The entries below are to be repeated exactly, with the pictures left out.

──────── Material provided ────────

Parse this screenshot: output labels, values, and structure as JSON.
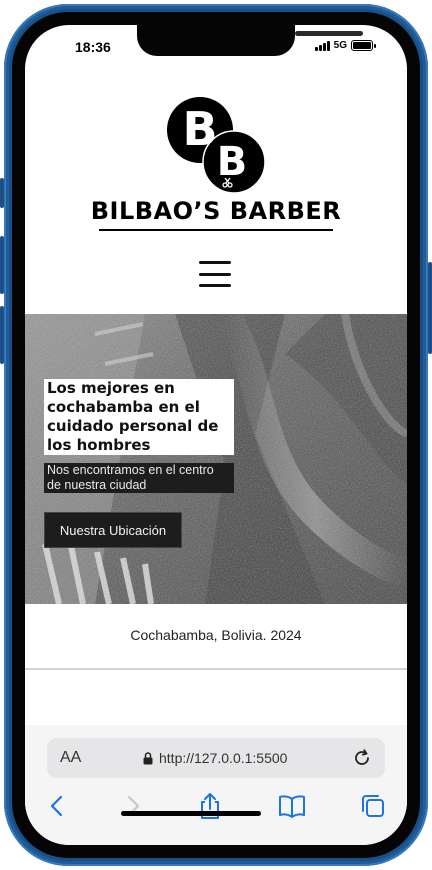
{
  "status_bar": {
    "time": "18:36",
    "network": "5G",
    "icons": [
      "signal-icon",
      "battery-icon"
    ]
  },
  "header": {
    "logo_letters": [
      "B",
      "B"
    ],
    "brand_name": "BILBAO’S BARBER",
    "menu_icon": "hamburger-menu-icon"
  },
  "hero": {
    "title": "Los mejores en cochabamba en el cuidado personal de los hombres",
    "subtitle": "Nos encontramos en el centro de nuestra ciudad",
    "button_label": "Nuestra Ubicación"
  },
  "footer": {
    "text": "Cochabamba, Bolivia. 2024"
  },
  "browser": {
    "aa_label": "AA",
    "url": "http://127.0.0.1:5500",
    "icons": [
      "lock-icon",
      "reload-icon",
      "back-icon",
      "forward-icon",
      "share-icon",
      "bookmarks-icon",
      "tabs-icon"
    ]
  },
  "colors": {
    "frame": "#1b4f86",
    "accent": "#1a73e8",
    "hero_text_bg": "#1d1d1d"
  }
}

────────

• Expected answer:
Parse this screenshot: output labels, values, and structure as JSON.
{
  "status_bar": {
    "time": "18:36",
    "network": "5G",
    "icons": [
      "signal-icon",
      "battery-icon"
    ]
  },
  "header": {
    "logo_letters": [
      "B",
      "B"
    ],
    "brand_name": "BILBAO’S BARBER",
    "menu_icon": "hamburger-menu-icon"
  },
  "hero": {
    "title": "Los mejores en cochabamba en el cuidado personal de los hombres",
    "subtitle": "Nos encontramos en el centro de nuestra ciudad",
    "button_label": "Nuestra Ubicación"
  },
  "footer": {
    "text": "Cochabamba, Bolivia. 2024"
  },
  "browser": {
    "aa_label": "AA",
    "url": "http://127.0.0.1:5500",
    "icons": [
      "lock-icon",
      "reload-icon",
      "back-icon",
      "forward-icon",
      "share-icon",
      "bookmarks-icon",
      "tabs-icon"
    ]
  },
  "colors": {
    "frame": "#1b4f86",
    "accent": "#1a73e8",
    "hero_text_bg": "#1d1d1d"
  }
}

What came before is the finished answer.